Ye Olde World Hospitality: The Benefit of Technology in European Hotels

What is the future of technology in European hotels?

The European hospitality industry is stronger than ever. It’s one of the continent’s fastest-growing industries for employment, and hospitality investment in Europe exceeded its all-time high, increasing by almost 50 percent from 2014 to 2015. According to a 2015 report, investors in the European hospitality industry have displayed great confidence in the future of travel, tourism, and hospitality.

Europe’s tourism industry is one of the most mature and most attractive to international travelers, accounting for 51 percent of total international arrivals. The Northern and Southern/Mediterranean regions accounted for the most growth in travel arrivals. In all, Europe had a strong presence on the list of top 10 tourist destinations in the world, with five countries making the list:

  • France
  • Spain
  • Italy
  • Germany
  • United Kingdom

With statistics revealing such strong performance, there is abundant opportunity for the European hospitality industry to capitalize on. This is not the time for complacency, though. A number of factors still pose a potential threat to this success.

There are still traditional challenges, such as costs of labor and materials or fees such as VAT and excise taxes. More stringent policies relating to border control in the wake of events such as the attacks on Paris have also caused disruptions to hospitality. In Paris, luxury hotel bookings dropped 50 percent and overall hotel bookings dropped 30 percent in the wake of the attacks, and the subsequent border closing caused long delays for travelers seeking to enter the country.

Other items have emerged on the list of challenges.

Airbnb and the sharing economy are gaining traction in Europe. The company set up a European headquarters in Dublin to pursue more strategic expansion on the continent. The largest Airbnb hub outside of the United States is actually in Paris, with 60,000 people featuring listings.

Gabriel Escarrer, Vice Chairman and CEO of Meliá Hotels International, identified Airbnb as the biggest current threat to global tourism. “It is killing Barcelona’s exemplary tourism model,” he said to a Spanish newspaper. Barcelona is currently third on the list of most visited European cities with over 7 million visitors in 2015, but Escarrer warned the city would be a “victim of its own success” if it didn’t seek to figure out a solution to the growth of Airbnb.

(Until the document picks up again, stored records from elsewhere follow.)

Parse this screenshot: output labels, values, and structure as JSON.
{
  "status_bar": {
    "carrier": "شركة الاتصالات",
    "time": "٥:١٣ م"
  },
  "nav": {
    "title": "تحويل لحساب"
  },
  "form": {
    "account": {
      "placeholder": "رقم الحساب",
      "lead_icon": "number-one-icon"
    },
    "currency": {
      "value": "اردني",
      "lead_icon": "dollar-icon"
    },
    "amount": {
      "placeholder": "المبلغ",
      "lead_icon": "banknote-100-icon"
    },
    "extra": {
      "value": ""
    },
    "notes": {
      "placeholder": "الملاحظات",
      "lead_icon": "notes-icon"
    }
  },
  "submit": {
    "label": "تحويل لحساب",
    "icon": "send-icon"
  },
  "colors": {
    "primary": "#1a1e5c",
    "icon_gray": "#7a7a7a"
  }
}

The popularity of Airbnb evidences a shift in the desired travel experience, as Millennials become the predominant patron demographics. Expectations of hospitality and lodging are evolving with a focus on the incorporation of technology into the travel journey. Airbnb has been incredibly successful at offering innovative, sleek mobile features that users find appealing and easy to use.

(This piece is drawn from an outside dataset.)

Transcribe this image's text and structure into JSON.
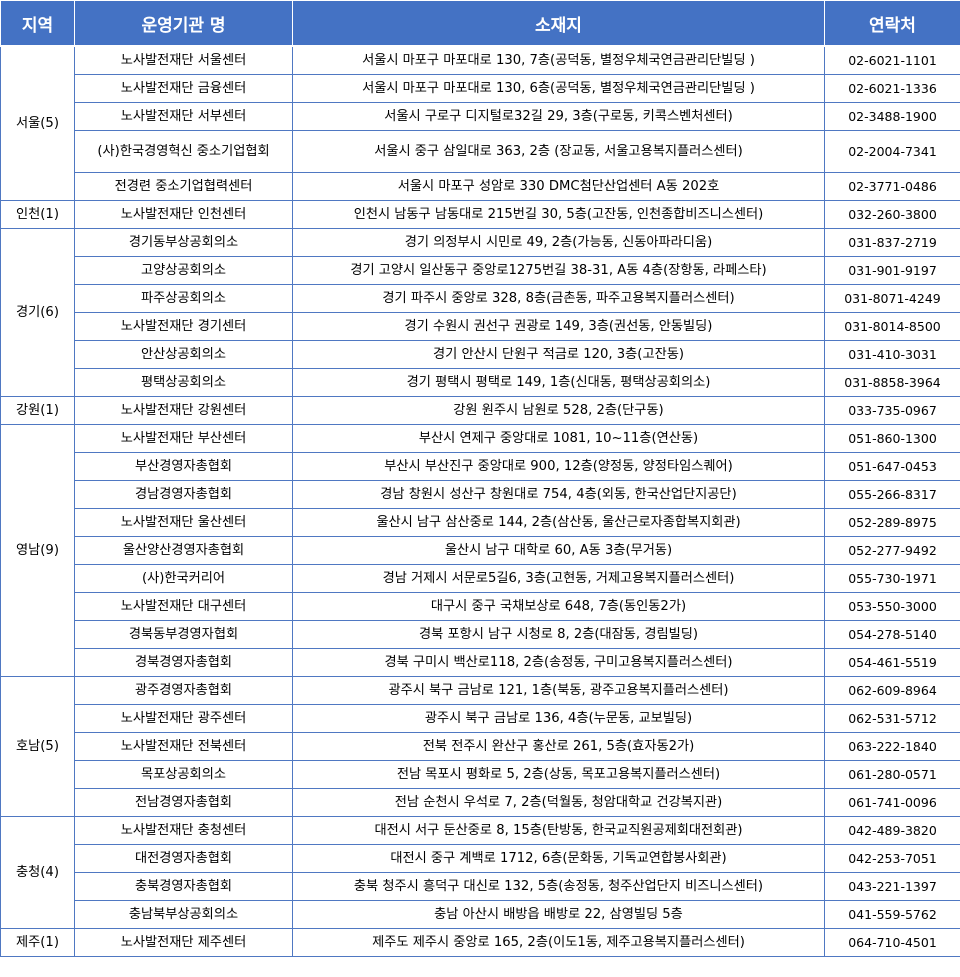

Among Millennial travelers, 56 percent consider both traditional and alternative lodging options, such as Airbnb and vacation rentals, compared to just 38 percent of travelers in older age groups. Many younger travelers are styled as “digital natives” because they grew up with nearly constant access to computer technology and the Internet. This group has been shown to expect more highly targeted, personalized marketing from hospitality brands, with 70 percent expressing a preference for an immersive, unique experience.

56% of Millennials consider both traditional and alternative lodging options, such as Airbnb and vacation rentals

The tech-hungry Millennial mindset, which has spread to other age groups older and younger, has led to the need for a different, more digital guest experience than in the past, such as complimentary Wi-Fi access and self-service tools, such as hotel in-room tablets, mobile key room entry, check-in kiosks and automated information desks. Hospitality technology in European hotels could have a huge impact on guest perception.

Another more dominant trend in the global hospitality industry with a considerable impact on Europe is the rise of mobile. Mobile travel bookings will jump to 22 percent in 2016, and guests are now coming to expect the availability of a hotel mobile app for easy access to information, services, and communication with staff.

Embracing digital innovations and increased use of technology were both identified by leading global corporation Pricewaterhouse Coopers as a top priority and one of the most impactful trends for the European hospitality industry.

Looking to the future, the European hospitality industry will continue to flourish if it can successfully adapt to new technology in European hotels as a powerful means of increasing guest satisfaction, improving guest engagement, and overcoming operational challenges such as staff and material limitations.

If you’re interested in learning more about how global hotels are leveraging hospitality technology to meet the needs of guests, contact us to schedule a demo.